“Nearly 25 years have gone by since then. Marlon Riggs died in 1994, his life and brilliant career tragically cut short by AIDS. Jennie Livingston hasn’t made another feature documentary [editor’s note: she’s actually working on a new one now]. But these two films continue to be legendary, capturing a critical moment in LGBT history and continuing to inspire filmmakers, performers, and activists.”


 

For David Weissman, who himself made two seminal films about gay history, We Were Here (Independent Lens, 2012) and 2002’s acclaimed The Cockettes (co-directed with Bill Weber), it’s not as much a film that comes to mind as a film festival:

“I remember going to the very first Gay Film Festival in San Francisco in early 1977.  There were about 50 of us, maybe 100, watching a few short films projected on a Super 8 film projector, with sound from a portable cassette tape recorder that never quite remained in sync with the films. 37 years later, it’s mind-boggling how the world has changed, with this year’s Frameline San Francisco International LGBT Film Festival screening hundreds of films from around the world with an extraordinary range of styles and subject matter.

“I participate in the LGBT film world not only as a filmmaker but also as co-programmer (with Russ Gage) of QDoc in Portland, Oregon, which is the only film festival in the world devoted exclusively to LGBT documentaries.

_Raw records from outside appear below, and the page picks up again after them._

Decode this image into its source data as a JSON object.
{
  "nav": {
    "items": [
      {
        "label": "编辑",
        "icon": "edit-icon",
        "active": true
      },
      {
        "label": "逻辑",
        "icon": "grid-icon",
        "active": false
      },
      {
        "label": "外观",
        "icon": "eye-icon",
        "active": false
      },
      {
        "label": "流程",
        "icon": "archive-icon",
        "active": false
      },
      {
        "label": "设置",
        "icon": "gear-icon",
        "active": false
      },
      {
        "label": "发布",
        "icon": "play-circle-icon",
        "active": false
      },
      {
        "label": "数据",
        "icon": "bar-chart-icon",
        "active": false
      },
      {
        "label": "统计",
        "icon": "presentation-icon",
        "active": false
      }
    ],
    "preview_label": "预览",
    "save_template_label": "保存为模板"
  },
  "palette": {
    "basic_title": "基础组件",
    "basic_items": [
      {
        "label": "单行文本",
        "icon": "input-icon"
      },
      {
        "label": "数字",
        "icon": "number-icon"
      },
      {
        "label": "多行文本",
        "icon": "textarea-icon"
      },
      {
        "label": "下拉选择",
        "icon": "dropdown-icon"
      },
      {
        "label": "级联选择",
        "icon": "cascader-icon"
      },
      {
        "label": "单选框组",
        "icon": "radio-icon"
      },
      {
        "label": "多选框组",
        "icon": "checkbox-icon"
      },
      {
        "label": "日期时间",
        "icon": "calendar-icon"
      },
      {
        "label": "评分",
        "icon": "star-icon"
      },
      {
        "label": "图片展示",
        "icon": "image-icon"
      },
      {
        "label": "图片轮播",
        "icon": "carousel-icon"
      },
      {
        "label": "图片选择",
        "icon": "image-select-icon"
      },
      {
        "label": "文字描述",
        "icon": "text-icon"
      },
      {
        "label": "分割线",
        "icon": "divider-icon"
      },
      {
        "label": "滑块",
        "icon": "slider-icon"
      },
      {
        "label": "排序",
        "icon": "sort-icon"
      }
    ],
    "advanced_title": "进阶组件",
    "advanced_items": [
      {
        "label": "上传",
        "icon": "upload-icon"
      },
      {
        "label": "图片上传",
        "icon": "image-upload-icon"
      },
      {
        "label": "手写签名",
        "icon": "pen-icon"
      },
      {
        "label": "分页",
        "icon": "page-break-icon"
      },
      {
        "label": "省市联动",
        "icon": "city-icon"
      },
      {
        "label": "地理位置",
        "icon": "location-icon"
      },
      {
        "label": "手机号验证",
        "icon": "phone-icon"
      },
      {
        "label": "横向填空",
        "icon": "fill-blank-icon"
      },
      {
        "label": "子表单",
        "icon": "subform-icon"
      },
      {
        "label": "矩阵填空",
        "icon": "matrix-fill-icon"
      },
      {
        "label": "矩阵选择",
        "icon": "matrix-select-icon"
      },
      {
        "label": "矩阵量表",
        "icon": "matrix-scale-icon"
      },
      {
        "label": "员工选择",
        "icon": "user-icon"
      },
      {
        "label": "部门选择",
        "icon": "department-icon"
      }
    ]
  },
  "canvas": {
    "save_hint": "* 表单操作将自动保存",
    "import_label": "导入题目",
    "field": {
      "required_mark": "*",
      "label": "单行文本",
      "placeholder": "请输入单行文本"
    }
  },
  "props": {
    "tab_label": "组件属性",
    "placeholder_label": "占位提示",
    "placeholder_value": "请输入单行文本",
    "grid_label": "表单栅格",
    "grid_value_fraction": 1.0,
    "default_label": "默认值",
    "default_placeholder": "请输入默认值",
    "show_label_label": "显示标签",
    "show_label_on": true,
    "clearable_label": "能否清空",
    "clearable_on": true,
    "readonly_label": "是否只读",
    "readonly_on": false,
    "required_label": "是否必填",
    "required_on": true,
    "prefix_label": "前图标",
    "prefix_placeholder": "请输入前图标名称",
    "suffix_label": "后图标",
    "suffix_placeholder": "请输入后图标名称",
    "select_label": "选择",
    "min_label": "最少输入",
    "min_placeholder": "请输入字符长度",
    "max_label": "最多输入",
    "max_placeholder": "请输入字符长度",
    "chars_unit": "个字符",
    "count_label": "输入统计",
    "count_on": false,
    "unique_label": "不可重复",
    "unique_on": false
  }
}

So while I think it’s important to think about what we watch, I also want to encourage our community to think about how we watch. It’s remarkable to have access to so many quality LGBT films, both documentary and narrative, on PBS, HBO, and elsewhere, and streaming. But there is nothing like the experience of watching those films on a big screen, with a room full of other LGBT folk sharing our laughter, tears, and inspiration as we watch our history, culture, politics, and all our diverse stories as told by so many extraordinary filmmakers.

“If you’re fortunate enough to live somewhere with an LGBT Film Festival, support it, and enjoy!”

Here’s a trailer David put together for the 1995 Frameline festival: